Arsenal manager Arsene Wenger expected to face more widespread protests during Saturday's 1-0 win over Norwich.
Wenger will reach 20 years in charge of the Gunners in October, but the last of his three league titles came in 2004 and some fans held up "time for change" banners at Emirates Stadium.
"I thought the whole stadium would be white (with posters)," he said.
"One target is to keep 100% of people happy. Unfortunately I wasn't able to do that this season."
Saturday's win took Arsenal above Manchester City - who the Gunners face at Etihad Stadium on Sunday - into third place in the Premier League table.
After fifth-placed Manchester United's 1-1 draw against leaders Leicester on Sunday, Arsenal need two more points to effectively secure an 18th consecutive year of Champions League football next season.
Against Norwich, a minority of supporters made their feelings known in the 12th and 78th minutes of the match - reflecting the 12 years since Arsenal were last champions.
Others responded with backing for the team and their French manager, who had earlier claimed his commitment to the Gunners had helped the club secure the loans required to finance the building of the Emirates.
"I am a football man.

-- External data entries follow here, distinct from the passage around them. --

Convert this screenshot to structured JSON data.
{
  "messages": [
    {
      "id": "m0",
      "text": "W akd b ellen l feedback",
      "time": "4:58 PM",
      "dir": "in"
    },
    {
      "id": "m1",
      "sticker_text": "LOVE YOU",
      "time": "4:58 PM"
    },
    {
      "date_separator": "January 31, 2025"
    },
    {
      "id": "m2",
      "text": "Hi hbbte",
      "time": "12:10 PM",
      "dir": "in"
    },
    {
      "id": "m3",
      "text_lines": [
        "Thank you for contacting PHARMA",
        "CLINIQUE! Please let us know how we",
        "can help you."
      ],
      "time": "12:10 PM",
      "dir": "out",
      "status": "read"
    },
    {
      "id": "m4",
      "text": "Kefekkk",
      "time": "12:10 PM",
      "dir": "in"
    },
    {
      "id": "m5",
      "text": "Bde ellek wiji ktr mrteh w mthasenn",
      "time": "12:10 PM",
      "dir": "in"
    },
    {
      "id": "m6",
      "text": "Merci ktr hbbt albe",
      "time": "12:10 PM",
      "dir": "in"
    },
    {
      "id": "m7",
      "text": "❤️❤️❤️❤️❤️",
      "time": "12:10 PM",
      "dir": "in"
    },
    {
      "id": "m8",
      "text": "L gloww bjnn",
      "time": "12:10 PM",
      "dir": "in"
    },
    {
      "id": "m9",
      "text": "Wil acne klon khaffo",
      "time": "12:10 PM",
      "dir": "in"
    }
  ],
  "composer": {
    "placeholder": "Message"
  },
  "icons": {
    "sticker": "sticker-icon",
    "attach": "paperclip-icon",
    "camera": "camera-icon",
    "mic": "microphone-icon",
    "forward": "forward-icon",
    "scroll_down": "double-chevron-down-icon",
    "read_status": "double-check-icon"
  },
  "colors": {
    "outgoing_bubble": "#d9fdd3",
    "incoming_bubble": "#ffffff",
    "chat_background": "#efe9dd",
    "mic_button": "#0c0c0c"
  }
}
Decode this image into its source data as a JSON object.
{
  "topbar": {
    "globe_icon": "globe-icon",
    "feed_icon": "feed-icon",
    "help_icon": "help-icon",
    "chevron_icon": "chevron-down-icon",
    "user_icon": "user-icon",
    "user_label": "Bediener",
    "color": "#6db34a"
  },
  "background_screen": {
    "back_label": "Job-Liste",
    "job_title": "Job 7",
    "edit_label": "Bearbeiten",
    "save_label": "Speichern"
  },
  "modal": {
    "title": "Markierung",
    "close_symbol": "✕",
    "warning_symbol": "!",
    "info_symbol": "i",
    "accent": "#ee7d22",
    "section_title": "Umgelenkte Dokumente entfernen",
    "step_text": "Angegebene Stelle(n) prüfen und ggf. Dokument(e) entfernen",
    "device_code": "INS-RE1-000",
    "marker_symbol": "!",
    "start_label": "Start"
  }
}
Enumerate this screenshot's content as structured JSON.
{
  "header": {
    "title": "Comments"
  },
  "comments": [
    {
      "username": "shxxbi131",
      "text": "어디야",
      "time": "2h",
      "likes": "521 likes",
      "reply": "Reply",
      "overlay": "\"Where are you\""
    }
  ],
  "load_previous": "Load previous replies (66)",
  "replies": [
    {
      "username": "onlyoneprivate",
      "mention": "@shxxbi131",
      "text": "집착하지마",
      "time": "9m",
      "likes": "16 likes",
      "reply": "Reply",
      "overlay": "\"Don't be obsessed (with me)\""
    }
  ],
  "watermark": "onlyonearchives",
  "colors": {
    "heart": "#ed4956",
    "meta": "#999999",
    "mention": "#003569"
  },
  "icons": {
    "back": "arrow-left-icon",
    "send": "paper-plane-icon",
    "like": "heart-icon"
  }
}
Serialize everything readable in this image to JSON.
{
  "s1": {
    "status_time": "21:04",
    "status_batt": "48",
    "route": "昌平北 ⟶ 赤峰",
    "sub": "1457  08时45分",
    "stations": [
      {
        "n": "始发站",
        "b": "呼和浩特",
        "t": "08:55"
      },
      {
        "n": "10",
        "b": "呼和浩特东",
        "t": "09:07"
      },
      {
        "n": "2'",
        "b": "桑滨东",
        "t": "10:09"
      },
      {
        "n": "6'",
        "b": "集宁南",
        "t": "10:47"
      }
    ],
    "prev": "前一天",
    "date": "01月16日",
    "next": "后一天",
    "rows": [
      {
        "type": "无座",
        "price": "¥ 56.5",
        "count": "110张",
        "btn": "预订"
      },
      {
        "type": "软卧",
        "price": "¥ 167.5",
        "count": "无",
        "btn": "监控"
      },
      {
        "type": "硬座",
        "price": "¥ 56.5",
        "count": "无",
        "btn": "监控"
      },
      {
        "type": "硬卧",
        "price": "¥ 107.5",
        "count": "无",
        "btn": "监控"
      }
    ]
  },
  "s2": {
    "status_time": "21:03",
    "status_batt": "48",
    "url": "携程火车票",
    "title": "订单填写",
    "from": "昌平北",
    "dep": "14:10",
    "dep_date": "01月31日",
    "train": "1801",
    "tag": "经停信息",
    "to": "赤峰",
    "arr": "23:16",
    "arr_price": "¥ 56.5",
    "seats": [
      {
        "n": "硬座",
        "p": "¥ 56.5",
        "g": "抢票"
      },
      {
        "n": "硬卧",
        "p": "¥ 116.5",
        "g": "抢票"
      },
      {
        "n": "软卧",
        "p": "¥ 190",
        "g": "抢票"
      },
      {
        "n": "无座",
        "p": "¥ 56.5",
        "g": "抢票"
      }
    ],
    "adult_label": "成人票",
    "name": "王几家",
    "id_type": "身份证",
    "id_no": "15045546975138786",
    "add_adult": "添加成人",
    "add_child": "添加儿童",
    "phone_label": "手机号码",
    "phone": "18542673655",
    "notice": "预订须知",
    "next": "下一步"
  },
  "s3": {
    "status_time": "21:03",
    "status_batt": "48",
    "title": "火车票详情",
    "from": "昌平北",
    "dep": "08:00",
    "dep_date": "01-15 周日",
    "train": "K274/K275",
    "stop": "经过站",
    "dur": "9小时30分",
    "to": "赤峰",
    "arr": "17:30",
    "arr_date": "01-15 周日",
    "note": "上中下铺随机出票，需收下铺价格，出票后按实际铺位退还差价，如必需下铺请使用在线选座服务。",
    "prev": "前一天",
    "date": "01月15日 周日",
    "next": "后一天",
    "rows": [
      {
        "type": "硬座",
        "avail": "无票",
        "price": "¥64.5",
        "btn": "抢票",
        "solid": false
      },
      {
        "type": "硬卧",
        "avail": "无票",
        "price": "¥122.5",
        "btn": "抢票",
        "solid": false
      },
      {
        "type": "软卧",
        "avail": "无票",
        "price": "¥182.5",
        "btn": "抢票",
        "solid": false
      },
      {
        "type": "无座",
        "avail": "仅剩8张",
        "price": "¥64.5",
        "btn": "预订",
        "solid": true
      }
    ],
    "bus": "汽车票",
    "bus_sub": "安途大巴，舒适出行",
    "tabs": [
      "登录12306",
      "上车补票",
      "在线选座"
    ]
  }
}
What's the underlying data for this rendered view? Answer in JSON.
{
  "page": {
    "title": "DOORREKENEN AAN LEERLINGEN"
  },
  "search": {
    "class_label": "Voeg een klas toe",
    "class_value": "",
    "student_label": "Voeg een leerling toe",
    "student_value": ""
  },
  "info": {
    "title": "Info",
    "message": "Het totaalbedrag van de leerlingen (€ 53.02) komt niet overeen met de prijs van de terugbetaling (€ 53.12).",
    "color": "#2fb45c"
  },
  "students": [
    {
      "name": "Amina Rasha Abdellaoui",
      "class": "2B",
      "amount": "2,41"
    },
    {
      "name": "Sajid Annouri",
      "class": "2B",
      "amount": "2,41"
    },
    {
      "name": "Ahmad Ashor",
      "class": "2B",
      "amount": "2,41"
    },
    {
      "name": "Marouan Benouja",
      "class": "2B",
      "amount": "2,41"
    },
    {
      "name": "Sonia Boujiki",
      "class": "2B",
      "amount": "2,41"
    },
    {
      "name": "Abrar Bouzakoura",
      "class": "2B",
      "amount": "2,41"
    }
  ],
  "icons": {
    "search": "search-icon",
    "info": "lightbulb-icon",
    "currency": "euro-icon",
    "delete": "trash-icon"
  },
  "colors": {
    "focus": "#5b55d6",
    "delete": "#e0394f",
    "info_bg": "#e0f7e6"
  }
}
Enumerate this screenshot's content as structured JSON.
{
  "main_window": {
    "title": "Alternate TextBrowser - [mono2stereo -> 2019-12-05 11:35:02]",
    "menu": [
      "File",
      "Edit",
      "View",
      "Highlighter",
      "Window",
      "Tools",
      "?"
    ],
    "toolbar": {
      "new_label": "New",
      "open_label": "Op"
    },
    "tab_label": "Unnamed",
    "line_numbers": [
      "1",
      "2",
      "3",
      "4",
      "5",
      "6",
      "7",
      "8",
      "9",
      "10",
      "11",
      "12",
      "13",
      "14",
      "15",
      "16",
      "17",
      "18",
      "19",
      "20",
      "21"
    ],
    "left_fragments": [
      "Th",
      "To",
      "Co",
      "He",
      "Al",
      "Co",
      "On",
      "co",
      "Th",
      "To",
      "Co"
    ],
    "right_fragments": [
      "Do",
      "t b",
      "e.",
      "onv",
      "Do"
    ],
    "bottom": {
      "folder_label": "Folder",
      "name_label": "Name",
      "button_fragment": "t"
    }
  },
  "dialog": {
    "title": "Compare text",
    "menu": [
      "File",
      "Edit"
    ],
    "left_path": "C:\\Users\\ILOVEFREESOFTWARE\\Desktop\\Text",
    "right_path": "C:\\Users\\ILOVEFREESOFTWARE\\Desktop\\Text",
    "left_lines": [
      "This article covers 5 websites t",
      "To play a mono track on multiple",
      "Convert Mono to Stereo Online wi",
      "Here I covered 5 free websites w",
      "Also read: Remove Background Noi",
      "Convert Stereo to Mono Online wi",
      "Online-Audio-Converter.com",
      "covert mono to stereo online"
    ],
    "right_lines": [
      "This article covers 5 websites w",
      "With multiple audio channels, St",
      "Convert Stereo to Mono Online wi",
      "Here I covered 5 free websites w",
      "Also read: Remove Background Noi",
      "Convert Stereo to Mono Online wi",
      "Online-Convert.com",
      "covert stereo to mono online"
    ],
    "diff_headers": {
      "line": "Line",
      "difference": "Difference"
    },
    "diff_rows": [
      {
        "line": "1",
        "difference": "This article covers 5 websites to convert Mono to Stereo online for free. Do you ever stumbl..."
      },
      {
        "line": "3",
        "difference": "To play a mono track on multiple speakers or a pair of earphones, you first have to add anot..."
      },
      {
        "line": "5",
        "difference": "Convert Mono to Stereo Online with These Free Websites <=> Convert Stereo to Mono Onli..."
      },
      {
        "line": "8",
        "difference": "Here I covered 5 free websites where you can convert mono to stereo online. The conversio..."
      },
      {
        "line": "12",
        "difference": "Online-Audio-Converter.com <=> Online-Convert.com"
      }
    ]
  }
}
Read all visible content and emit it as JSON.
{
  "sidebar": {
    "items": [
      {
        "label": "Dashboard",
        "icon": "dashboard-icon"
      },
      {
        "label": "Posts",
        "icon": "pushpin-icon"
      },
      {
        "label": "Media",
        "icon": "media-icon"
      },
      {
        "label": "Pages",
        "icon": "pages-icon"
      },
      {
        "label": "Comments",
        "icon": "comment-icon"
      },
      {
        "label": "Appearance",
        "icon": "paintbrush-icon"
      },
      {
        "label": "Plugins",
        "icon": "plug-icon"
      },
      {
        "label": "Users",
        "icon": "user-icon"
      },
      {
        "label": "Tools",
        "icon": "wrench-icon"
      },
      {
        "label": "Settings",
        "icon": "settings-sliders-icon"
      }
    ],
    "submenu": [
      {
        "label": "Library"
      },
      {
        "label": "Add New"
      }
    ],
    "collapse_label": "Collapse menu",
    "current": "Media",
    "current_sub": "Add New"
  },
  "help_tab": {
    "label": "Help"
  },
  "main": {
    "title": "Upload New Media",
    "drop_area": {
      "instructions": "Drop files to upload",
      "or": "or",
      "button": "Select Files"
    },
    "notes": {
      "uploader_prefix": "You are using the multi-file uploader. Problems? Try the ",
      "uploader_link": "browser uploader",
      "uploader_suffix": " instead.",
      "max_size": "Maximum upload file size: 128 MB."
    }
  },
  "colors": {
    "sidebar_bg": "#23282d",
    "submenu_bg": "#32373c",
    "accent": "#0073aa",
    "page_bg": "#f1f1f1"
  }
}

I am not a politician," added Wenger, 66.
"I am not in a democracy. I am in the next game, perform, try to do as well as you can and accept people's opinions.
"I think I can take that. I am in a public job and I have to live with judgement as long as it is respectful."
Wenger's contract with Arsenal runs until the end of the 2016-17 season, but he says he has no plans to emulate the reign of Sir Alex Ferguson before his retirement as Manchester United manager in 2013.
Wenger said: "You don't spend 19 years at a club - like Sir Alex Ferguson spent 26 years - without every minute of your time. You give your whole life for that and try to do as well as possible.
"There are disappointed people because we didn't win the league. Believe me, we are as well. We have to come back and win it and that is all we can do."